[Element data from apps and pages]

.....

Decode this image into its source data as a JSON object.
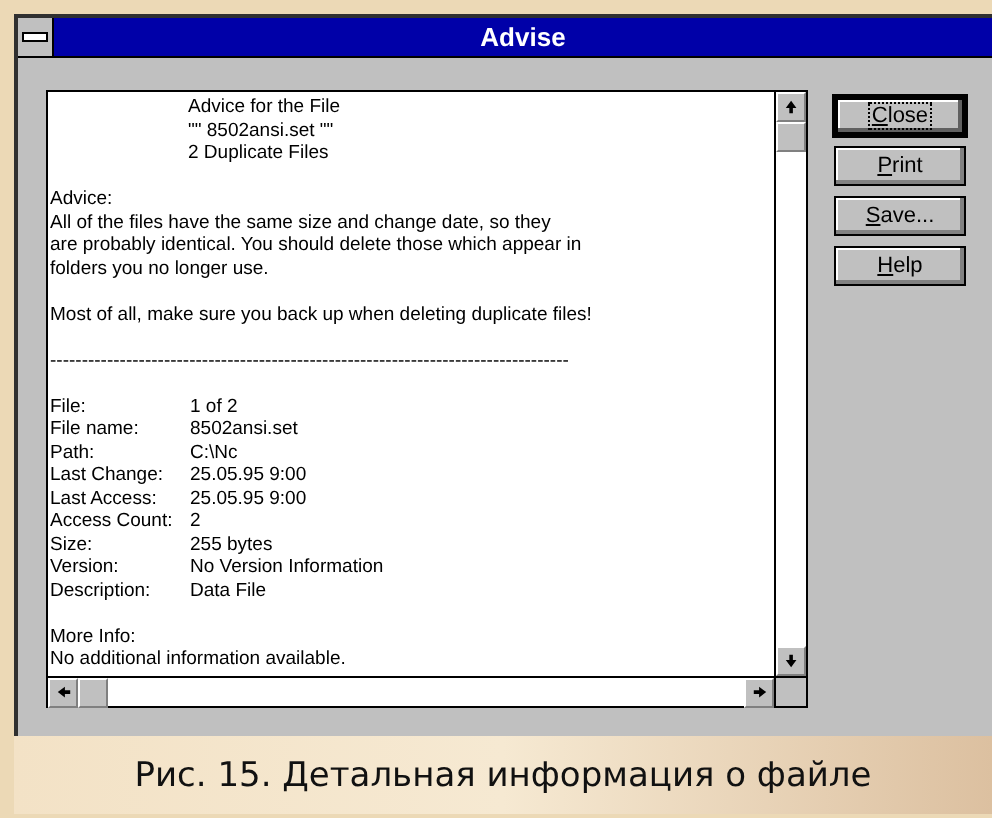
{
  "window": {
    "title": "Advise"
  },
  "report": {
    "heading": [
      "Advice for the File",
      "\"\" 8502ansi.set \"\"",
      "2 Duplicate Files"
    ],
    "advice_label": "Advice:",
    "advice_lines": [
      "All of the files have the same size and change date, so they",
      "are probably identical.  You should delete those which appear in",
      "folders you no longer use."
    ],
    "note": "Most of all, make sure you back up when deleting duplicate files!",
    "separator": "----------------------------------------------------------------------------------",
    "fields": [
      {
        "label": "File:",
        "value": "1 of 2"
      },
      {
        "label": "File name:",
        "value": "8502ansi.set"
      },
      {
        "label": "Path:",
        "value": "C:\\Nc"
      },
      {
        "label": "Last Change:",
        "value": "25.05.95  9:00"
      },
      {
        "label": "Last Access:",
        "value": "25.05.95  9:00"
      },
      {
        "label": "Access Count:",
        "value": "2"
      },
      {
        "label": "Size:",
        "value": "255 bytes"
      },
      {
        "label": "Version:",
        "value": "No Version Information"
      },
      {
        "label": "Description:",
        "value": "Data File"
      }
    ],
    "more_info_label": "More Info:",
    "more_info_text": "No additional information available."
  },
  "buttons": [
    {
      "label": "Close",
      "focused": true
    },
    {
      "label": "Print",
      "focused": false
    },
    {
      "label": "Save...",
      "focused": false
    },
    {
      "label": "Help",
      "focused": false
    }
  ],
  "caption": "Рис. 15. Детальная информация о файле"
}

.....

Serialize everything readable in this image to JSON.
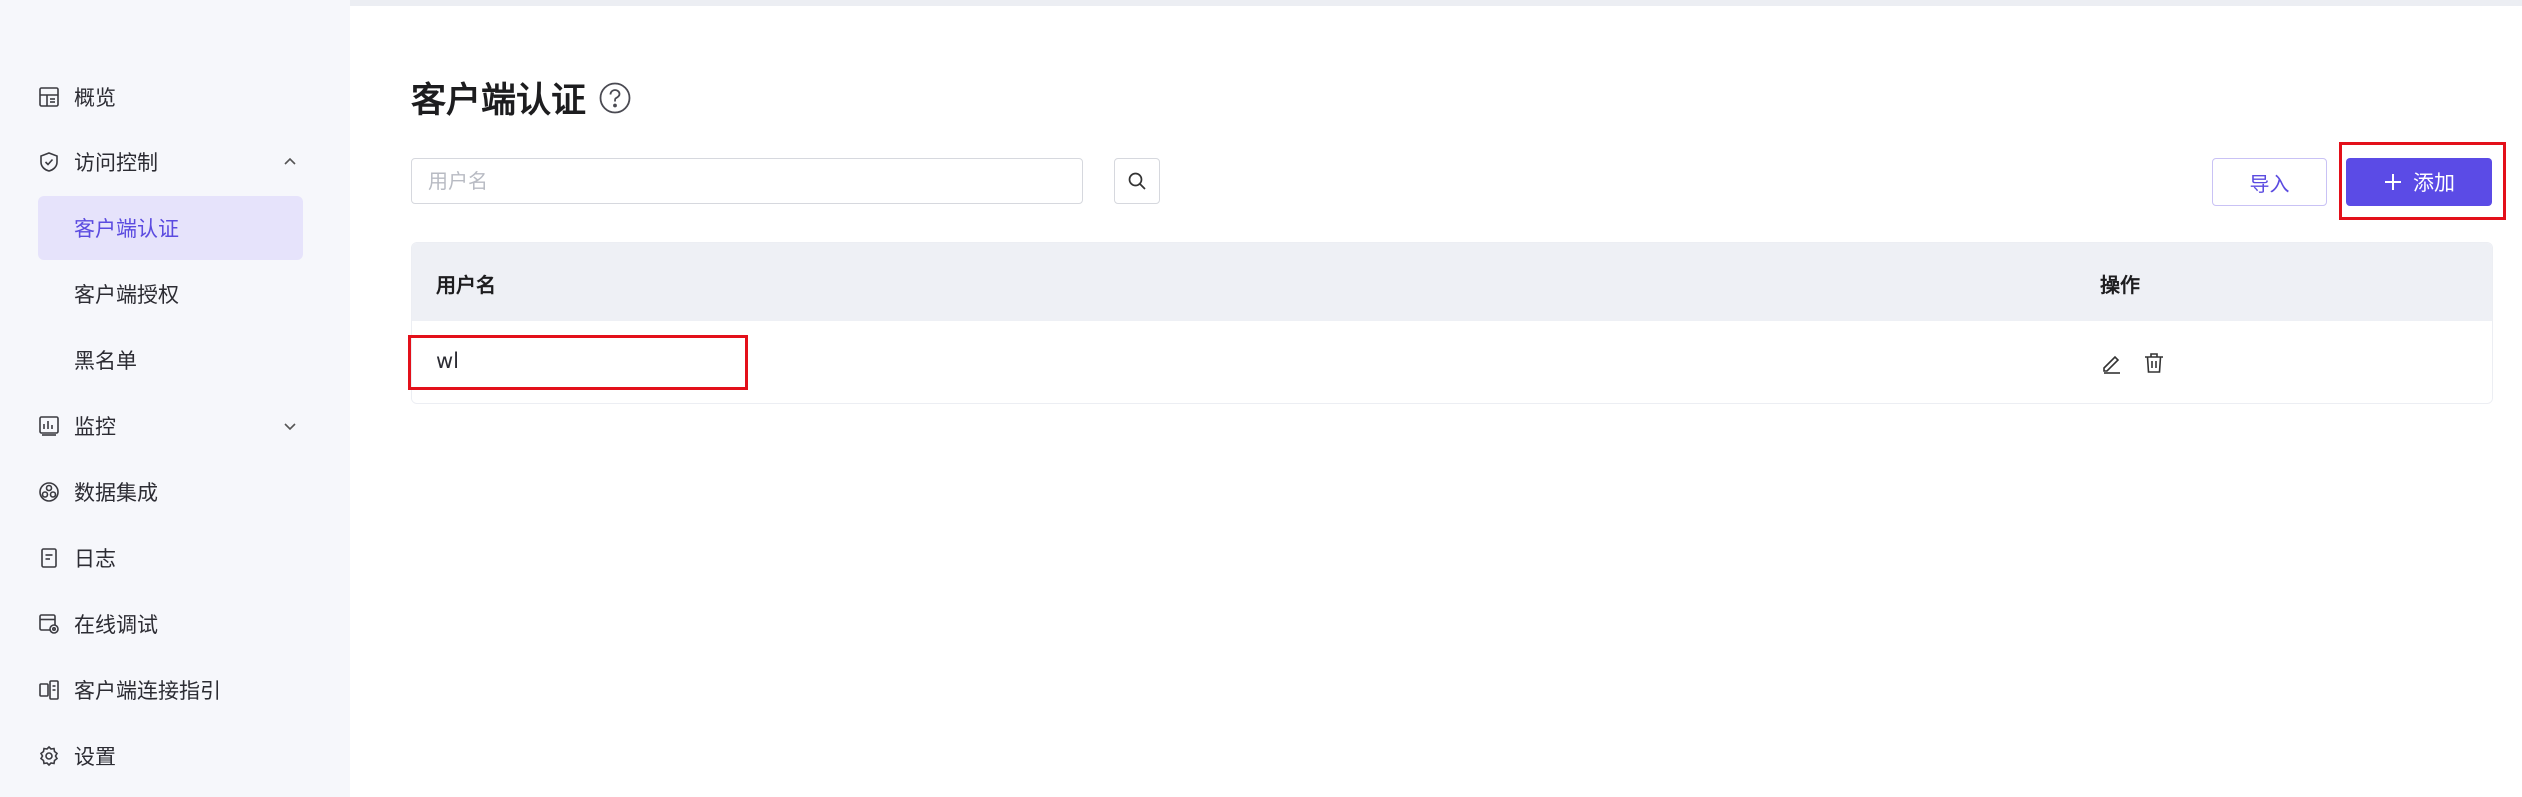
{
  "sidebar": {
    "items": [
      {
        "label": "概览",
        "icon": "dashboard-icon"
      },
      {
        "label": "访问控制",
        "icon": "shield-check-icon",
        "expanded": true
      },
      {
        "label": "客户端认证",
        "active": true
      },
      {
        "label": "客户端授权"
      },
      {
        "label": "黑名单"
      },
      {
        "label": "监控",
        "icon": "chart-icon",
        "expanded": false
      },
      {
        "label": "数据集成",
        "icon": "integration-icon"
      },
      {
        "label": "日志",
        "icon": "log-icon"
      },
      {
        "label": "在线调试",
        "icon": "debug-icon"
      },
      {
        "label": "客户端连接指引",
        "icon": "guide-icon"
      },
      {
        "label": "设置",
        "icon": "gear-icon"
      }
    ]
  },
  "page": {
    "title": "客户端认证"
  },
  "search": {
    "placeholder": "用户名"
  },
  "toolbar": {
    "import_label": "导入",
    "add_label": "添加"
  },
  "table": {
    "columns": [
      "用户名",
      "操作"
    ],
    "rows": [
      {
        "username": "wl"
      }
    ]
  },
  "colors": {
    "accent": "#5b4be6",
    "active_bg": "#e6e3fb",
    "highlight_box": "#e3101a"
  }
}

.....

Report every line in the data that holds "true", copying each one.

      "focused": true
        "expanded": true
        "active": true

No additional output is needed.